EXERCISE OBJECTIVE ▸ Retype the material below, keeping each line identical.

============

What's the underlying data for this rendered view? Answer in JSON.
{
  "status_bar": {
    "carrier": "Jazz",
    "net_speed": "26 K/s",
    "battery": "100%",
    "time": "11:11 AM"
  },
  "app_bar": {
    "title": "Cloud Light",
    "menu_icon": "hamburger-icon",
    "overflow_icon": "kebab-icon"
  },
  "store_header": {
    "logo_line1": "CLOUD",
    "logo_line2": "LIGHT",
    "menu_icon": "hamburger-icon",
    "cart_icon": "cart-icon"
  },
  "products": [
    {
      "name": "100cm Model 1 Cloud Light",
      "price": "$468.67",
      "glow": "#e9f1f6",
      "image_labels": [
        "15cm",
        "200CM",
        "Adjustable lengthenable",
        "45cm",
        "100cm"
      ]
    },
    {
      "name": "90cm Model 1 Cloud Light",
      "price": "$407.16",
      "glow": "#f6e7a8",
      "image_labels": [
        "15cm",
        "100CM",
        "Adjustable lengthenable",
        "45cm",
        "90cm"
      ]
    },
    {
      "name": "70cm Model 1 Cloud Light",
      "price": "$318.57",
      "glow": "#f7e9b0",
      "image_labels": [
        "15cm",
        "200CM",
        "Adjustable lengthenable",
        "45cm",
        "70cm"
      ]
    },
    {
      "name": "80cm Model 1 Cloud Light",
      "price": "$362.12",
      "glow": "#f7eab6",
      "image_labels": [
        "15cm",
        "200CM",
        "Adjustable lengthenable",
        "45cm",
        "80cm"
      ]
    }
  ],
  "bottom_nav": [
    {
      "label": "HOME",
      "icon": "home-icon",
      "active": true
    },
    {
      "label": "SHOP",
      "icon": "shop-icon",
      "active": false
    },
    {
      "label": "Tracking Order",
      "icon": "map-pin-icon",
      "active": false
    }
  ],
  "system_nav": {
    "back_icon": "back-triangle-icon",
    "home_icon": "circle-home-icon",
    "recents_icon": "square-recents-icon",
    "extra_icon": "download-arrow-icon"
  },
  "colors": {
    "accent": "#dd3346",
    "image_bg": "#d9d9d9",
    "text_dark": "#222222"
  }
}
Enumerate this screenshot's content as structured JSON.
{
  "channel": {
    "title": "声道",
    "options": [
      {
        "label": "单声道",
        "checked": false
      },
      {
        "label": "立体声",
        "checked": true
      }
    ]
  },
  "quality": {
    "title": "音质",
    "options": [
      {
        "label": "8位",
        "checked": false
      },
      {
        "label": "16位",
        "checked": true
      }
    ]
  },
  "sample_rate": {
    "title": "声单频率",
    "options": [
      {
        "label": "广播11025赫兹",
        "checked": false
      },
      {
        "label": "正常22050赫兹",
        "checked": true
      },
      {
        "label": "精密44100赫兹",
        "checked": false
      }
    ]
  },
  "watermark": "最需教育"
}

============

ANSWER TO THIS TASK ▸
What's the underlying data for this rendered view? Answer in JSON.
{
  "status_bar": {
    "carrier": "Jazz",
    "net_speed": "26 K/s",
    "battery": "100%",
    "time": "11:11 AM"
  },
  "app_bar": {
    "title": "Cloud Light",
    "menu_icon": "hamburger-icon",
    "overflow_icon": "kebab-icon"
  },
  "store_header": {
    "logo_line1": "CLOUD",
    "logo_line2": "LIGHT",
    "menu_icon": "hamburger-icon",
    "cart_icon": "cart-icon"
  },
  "products": [
    {
      "name": "100cm Model 1 Cloud Light",
      "price": "$468.67",
      "glow": "#e9f1f6",
      "image_labels": [
        "15cm",
        "200CM",
        "Adjustable lengthenable",
        "45cm",
        "100cm"
      ]
    },
    {
      "name": "90cm Model 1 Cloud Light",
      "price": "$407.16",
      "glow": "#f6e7a8",
      "image_labels": [
        "15cm",
        "100CM",
        "Adjustable lengthenable",
        "45cm",
        "90cm"
      ]
    },
    {
      "name": "70cm Model 1 Cloud Light",
      "price": "$318.57",
      "glow": "#f7e9b0",
      "image_labels": [
        "15cm",
        "200CM",
        "Adjustable lengthenable",
        "45cm",
        "70cm"
      ]
    },
    {
      "name": "80cm Model 1 Cloud Light",
      "price": "$362.12",
      "glow": "#f7eab6",
      "image_labels": [
        "15cm",
        "200CM",
        "Adjustable lengthenable",
        "45cm",
        "80cm"
      ]
    }
  ],
  "bottom_nav": [
    {
      "label": "HOME",
      "icon": "home-icon",
      "active": true
    },
    {
      "label": "SHOP",
      "icon": "shop-icon",
      "active": false
    },
    {
      "label": "Tracking Order",
      "icon": "map-pin-icon",
      "active": false
    }
  ],
  "system_nav": {
    "back_icon": "back-triangle-icon",
    "home_icon": "circle-home-icon",
    "recents_icon": "square-recents-icon",
    "extra_icon": "download-arrow-icon"
  },
  "colors": {
    "accent": "#dd3346",
    "image_bg": "#d9d9d9",
    "text_dark": "#222222"
  }
}
Enumerate this screenshot's content as structured JSON.
{
  "channel": {
    "title": "声道",
    "options": [
      {
        "label": "单声道",
        "checked": false
      },
      {
        "label": "立体声",
        "checked": true
      }
    ]
  },
  "quality": {
    "title": "音质",
    "options": [
      {
        "label": "8位",
        "checked": false
      },
      {
        "label": "16位",
        "checked": true
      }
    ]
  },
  "sample_rate": {
    "title": "声单频率",
    "options": [
      {
        "label": "广播11025赫兹",
        "checked": false
      },
      {
        "label": "正常22050赫兹",
        "checked": true
      },
      {
        "label": "精密44100赫兹",
        "checked": false
      }
    ]
  },
  "watermark": "最需教育"
}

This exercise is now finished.